A word-for-word restatement of all the records is the required answer.

(Collected data)
▬▬▬▬▬▬
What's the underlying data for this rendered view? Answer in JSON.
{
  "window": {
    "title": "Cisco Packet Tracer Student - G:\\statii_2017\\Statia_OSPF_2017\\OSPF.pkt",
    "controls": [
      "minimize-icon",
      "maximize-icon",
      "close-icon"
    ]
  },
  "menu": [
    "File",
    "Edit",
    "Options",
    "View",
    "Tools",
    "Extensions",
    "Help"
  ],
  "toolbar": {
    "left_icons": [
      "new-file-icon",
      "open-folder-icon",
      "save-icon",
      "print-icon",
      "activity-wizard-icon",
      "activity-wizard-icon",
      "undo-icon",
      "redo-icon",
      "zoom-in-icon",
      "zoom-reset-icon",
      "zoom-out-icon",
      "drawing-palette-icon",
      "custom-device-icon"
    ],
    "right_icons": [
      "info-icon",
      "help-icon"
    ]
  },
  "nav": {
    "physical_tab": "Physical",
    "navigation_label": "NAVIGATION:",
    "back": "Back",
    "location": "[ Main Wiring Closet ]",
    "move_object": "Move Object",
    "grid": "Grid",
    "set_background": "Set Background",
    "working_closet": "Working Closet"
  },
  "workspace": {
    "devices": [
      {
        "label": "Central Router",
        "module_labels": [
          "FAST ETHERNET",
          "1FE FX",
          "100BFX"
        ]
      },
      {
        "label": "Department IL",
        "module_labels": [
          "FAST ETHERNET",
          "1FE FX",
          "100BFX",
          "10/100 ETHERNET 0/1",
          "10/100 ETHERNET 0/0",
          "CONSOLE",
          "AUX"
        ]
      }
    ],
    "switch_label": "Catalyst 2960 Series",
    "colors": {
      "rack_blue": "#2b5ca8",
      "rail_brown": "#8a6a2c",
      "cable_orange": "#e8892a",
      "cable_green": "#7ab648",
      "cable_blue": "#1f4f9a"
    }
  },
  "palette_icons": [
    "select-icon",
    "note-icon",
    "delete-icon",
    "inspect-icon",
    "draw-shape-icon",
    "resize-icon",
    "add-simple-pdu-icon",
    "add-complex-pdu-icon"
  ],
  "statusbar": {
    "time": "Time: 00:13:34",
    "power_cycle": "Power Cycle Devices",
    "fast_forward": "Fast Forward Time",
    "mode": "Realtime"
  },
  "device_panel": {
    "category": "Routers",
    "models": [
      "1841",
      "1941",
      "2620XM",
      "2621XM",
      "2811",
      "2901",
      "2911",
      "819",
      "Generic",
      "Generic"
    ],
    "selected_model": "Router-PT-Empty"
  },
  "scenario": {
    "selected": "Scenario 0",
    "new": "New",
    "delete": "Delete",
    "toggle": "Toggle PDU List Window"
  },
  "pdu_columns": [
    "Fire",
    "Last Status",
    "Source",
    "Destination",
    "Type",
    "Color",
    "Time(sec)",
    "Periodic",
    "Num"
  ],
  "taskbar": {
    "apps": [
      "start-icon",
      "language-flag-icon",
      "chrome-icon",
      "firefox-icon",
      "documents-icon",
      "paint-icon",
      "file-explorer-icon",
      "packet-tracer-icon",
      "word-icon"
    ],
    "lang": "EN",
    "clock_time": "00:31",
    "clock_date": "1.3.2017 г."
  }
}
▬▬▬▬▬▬
* [Task answer]:
What's the underlying data for this rendered view? Answer in JSON.
{
  "window": {
    "title": "Cisco Packet Tracer Student - G:\\statii_2017\\Statia_OSPF_2017\\OSPF.pkt",
    "controls": [
      "minimize-icon",
      "maximize-icon",
      "close-icon"
    ]
  },
  "menu": [
    "File",
    "Edit",
    "Options",
    "View",
    "Tools",
    "Extensions",
    "Help"
  ],
  "toolbar": {
    "left_icons": [
      "new-file-icon",
      "open-folder-icon",
      "save-icon",
      "print-icon",
      "activity-wizard-icon",
      "activity-wizard-icon",
      "undo-icon",
      "redo-icon",
      "zoom-in-icon",
      "zoom-reset-icon",
      "zoom-out-icon",
      "drawing-palette-icon",
      "custom-device-icon"
    ],
    "right_icons": [
      "info-icon",
      "help-icon"
    ]
  },
  "nav": {
    "physical_tab": "Physical",
    "navigation_label": "NAVIGATION:",
    "back": "Back",
    "location": "[ Main Wiring Closet ]",
    "move_object": "Move Object",
    "grid": "Grid",
    "set_background": "Set Background",
    "working_closet": "Working Closet"
  },
  "workspace": {
    "devices": [
      {
        "label": "Central Router",
        "module_labels": [
          "FAST ETHERNET",
          "1FE FX",
          "100BFX"
        ]
      },
      {
        "label": "Department IL",
        "module_labels": [
          "FAST ETHERNET",
          "1FE FX",
          "100BFX",
          "10/100 ETHERNET 0/1",
          "10/100 ETHERNET 0/0",
          "CONSOLE",
          "AUX"
        ]
      }
    ],
    "switch_label": "Catalyst 2960 Series",
    "colors": {
      "rack_blue": "#2b5ca8",
      "rail_brown": "#8a6a2c",
      "cable_orange": "#e8892a",
      "cable_green": "#7ab648",
      "cable_blue": "#1f4f9a"
    }
  },
  "palette_icons": [
    "select-icon",
    "note-icon",
    "delete-icon",
    "inspect-icon",
    "draw-shape-icon",
    "resize-icon",
    "add-simple-pdu-icon",
    "add-complex-pdu-icon"
  ],
  "statusbar": {
    "time": "Time: 00:13:34",
    "power_cycle": "Power Cycle Devices",
    "fast_forward": "Fast Forward Time",
    "mode": "Realtime"
  },
  "device_panel": {
    "category": "Routers",
    "models": [
      "1841",
      "1941",
      "2620XM",
      "2621XM",
      "2811",
      "2901",
      "2911",
      "819",
      "Generic",
      "Generic"
    ],
    "selected_model": "Router-PT-Empty"
  },
  "scenario": {
    "selected": "Scenario 0",
    "new": "New",
    "delete": "Delete",
    "toggle": "Toggle PDU List Window"
  },
  "pdu_columns": [
    "Fire",
    "Last Status",
    "Source",
    "Destination",
    "Type",
    "Color",
    "Time(sec)",
    "Periodic",
    "Num"
  ],
  "taskbar": {
    "apps": [
      "start-icon",
      "language-flag-icon",
      "chrome-icon",
      "firefox-icon",
      "documents-icon",
      "paint-icon",
      "file-explorer-icon",
      "packet-tracer-icon",
      "word-icon"
    ],
    "lang": "EN",
    "clock_time": "00:31",
    "clock_date": "1.3.2017 г."
  }
}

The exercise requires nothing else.